Task directions ▸ Retype the listing that follows, exactly as written.

Dataset records ▸
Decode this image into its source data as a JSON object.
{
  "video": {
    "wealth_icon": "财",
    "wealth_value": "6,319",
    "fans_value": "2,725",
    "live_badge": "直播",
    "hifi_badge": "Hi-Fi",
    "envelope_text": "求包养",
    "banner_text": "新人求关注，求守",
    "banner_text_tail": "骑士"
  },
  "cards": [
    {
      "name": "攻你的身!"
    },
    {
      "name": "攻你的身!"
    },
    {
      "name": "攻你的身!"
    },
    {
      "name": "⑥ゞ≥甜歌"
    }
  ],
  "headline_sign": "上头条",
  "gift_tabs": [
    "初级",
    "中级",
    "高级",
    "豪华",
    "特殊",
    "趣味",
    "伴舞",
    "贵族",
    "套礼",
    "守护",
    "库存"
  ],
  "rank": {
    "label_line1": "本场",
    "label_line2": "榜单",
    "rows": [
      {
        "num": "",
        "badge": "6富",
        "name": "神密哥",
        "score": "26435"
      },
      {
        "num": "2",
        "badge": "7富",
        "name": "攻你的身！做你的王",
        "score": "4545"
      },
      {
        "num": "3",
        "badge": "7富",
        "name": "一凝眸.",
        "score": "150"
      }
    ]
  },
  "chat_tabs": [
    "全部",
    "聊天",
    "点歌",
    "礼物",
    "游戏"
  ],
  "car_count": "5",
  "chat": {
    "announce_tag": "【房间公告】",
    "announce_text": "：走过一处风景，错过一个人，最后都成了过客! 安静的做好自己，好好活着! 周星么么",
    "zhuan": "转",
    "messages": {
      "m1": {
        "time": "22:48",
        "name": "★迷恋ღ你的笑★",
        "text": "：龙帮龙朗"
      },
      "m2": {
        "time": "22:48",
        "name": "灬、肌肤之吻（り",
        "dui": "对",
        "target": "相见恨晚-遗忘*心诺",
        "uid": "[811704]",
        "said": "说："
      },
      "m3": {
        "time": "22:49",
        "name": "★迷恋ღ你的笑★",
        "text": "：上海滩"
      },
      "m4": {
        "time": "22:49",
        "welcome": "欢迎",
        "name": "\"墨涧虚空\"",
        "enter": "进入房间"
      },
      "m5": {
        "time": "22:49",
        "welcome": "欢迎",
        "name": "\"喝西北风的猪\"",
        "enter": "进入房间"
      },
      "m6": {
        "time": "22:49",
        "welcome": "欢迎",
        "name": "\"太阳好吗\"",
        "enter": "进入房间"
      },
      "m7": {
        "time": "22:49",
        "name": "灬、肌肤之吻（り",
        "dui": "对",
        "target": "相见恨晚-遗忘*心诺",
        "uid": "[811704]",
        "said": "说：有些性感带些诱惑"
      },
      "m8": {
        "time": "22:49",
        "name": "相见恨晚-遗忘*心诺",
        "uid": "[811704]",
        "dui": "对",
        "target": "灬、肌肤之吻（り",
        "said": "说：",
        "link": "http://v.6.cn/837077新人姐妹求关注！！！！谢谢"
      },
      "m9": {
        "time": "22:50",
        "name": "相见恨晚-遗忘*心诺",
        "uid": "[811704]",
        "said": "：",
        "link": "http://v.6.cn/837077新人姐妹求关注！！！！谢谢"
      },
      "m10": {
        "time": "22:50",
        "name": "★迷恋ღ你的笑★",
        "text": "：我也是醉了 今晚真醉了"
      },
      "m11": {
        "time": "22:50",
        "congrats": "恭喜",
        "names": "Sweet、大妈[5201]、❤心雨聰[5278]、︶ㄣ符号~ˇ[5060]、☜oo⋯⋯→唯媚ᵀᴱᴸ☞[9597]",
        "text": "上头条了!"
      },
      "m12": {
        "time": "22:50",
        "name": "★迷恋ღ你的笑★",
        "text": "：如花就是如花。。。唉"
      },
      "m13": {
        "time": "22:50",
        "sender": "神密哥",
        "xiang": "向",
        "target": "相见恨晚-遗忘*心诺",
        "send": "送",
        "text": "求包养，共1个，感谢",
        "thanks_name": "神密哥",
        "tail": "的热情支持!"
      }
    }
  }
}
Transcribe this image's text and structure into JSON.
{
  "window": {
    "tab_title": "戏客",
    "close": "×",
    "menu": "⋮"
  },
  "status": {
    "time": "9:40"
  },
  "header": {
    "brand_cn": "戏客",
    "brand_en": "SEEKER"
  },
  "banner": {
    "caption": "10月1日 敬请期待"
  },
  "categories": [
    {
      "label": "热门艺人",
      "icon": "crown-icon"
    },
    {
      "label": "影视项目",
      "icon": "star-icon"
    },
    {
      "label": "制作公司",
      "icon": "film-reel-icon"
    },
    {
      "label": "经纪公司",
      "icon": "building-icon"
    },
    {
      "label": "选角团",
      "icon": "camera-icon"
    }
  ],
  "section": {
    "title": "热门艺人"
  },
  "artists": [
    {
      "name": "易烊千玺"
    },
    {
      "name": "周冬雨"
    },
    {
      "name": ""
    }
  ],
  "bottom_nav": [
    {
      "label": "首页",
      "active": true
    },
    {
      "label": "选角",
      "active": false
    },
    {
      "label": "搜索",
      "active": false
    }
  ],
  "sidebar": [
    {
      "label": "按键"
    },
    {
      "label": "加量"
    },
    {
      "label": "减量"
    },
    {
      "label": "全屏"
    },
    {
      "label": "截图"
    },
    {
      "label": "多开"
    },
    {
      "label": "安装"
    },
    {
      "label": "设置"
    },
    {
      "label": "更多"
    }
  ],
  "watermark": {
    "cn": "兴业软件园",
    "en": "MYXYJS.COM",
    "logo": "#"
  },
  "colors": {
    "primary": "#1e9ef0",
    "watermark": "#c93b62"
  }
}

The answer ▸
Decode this image into its source data as a JSON object.
{
  "video": {
    "wealth_icon": "财",
    "wealth_value": "6,319",
    "fans_value": "2,725",
    "live_badge": "直播",
    "hifi_badge": "Hi-Fi",
    "envelope_text": "求包养",
    "banner_text": "新人求关注，求守",
    "banner_text_tail": "骑士"
  },
  "cards": [
    {
      "name": "攻你的身!"
    },
    {
      "name": "攻你的身!"
    },
    {
      "name": "攻你的身!"
    },
    {
      "name": "⑥ゞ≥甜歌"
    }
  ],
  "headline_sign": "上头条",
  "gift_tabs": [
    "初级",
    "中级",
    "高级",
    "豪华",
    "特殊",
    "趣味",
    "伴舞",
    "贵族",
    "套礼",
    "守护",
    "库存"
  ],
  "rank": {
    "label_line1": "本场",
    "label_line2": "榜单",
    "rows": [
      {
        "num": "",
        "badge": "6富",
        "name": "神密哥",
        "score": "26435"
      },
      {
        "num": "2",
        "badge": "7富",
        "name": "攻你的身！做你的王",
        "score": "4545"
      },
      {
        "num": "3",
        "badge": "7富",
        "name": "一凝眸.",
        "score": "150"
      }
    ]
  },
  "chat_tabs": [
    "全部",
    "聊天",
    "点歌",
    "礼物",
    "游戏"
  ],
  "car_count": "5",
  "chat": {
    "announce_tag": "【房间公告】",
    "announce_text": "：走过一处风景，错过一个人，最后都成了过客! 安静的做好自己，好好活着! 周星么么",
    "zhuan": "转",
    "messages": {
      "m1": {
        "time": "22:48",
        "name": "★迷恋ღ你的笑★",
        "text": "：龙帮龙朗"
      },
      "m2": {
        "time": "22:48",
        "name": "灬、肌肤之吻（り",
        "dui": "对",
        "target": "相见恨晚-遗忘*心诺",
        "uid": "[811704]",
        "said": "说："
      },
      "m3": {
        "time": "22:49",
        "name": "★迷恋ღ你的笑★",
        "text": "：上海滩"
      },
      "m4": {
        "time": "22:49",
        "welcome": "欢迎",
        "name": "\"墨涧虚空\"",
        "enter": "进入房间"
      },
      "m5": {
        "time": "22:49",
        "welcome": "欢迎",
        "name": "\"喝西北风的猪\"",
        "enter": "进入房间"
      },
      "m6": {
        "time": "22:49",
        "welcome": "欢迎",
        "name": "\"太阳好吗\"",
        "enter": "进入房间"
      },
      "m7": {
        "time": "22:49",
        "name": "灬、肌肤之吻（り",
        "dui": "对",
        "target": "相见恨晚-遗忘*心诺",
        "uid": "[811704]",
        "said": "说：有些性感带些诱惑"
      },
      "m8": {
        "time": "22:49",
        "name": "相见恨晚-遗忘*心诺",
        "uid": "[811704]",
        "dui": "对",
        "target": "灬、肌肤之吻（り",
        "said": "说：",
        "link": "http://v.6.cn/837077新人姐妹求关注！！！！谢谢"
      },
      "m9": {
        "time": "22:50",
        "name": "相见恨晚-遗忘*心诺",
        "uid": "[811704]",
        "said": "：",
        "link": "http://v.6.cn/837077新人姐妹求关注！！！！谢谢"
      },
      "m10": {
        "time": "22:50",
        "name": "★迷恋ღ你的笑★",
        "text": "：我也是醉了 今晚真醉了"
      },
      "m11": {
        "time": "22:50",
        "congrats": "恭喜",
        "names": "Sweet、大妈[5201]、❤心雨聰[5278]、︶ㄣ符号~ˇ[5060]、☜oo⋯⋯→唯媚ᵀᴱᴸ☞[9597]",
        "text": "上头条了!"
      },
      "m12": {
        "time": "22:50",
        "name": "★迷恋ღ你的笑★",
        "text": "：如花就是如花。。。唉"
      },
      "m13": {
        "time": "22:50",
        "sender": "神密哥",
        "xiang": "向",
        "target": "相见恨晚-遗忘*心诺",
        "send": "送",
        "text": "求包养，共1个，感谢",
        "thanks_name": "神密哥",
        "tail": "的热情支持!"
      }
    }
  }
}
Transcribe this image's text and structure into JSON.
{
  "window": {
    "tab_title": "戏客",
    "close": "×",
    "menu": "⋮"
  },
  "status": {
    "time": "9:40"
  },
  "header": {
    "brand_cn": "戏客",
    "brand_en": "SEEKER"
  },
  "banner": {
    "caption": "10月1日 敬请期待"
  },
  "categories": [
    {
      "label": "热门艺人",
      "icon": "crown-icon"
    },
    {
      "label": "影视项目",
      "icon": "star-icon"
    },
    {
      "label": "制作公司",
      "icon": "film-reel-icon"
    },
    {
      "label": "经纪公司",
      "icon": "building-icon"
    },
    {
      "label": "选角团",
      "icon": "camera-icon"
    }
  ],
  "section": {
    "title": "热门艺人"
  },
  "artists": [
    {
      "name": "易烊千玺"
    },
    {
      "name": "周冬雨"
    },
    {
      "name": ""
    }
  ],
  "bottom_nav": [
    {
      "label": "首页",
      "active": true
    },
    {
      "label": "选角",
      "active": false
    },
    {
      "label": "搜索",
      "active": false
    }
  ],
  "sidebar": [
    {
      "label": "按键"
    },
    {
      "label": "加量"
    },
    {
      "label": "减量"
    },
    {
      "label": "全屏"
    },
    {
      "label": "截图"
    },
    {
      "label": "多开"
    },
    {
      "label": "安装"
    },
    {
      "label": "设置"
    },
    {
      "label": "更多"
    }
  ],
  "watermark": {
    "cn": "兴业软件园",
    "en": "MYXYJS.COM",
    "logo": "#"
  },
  "colors": {
    "primary": "#1e9ef0",
    "watermark": "#c93b62"
  }
}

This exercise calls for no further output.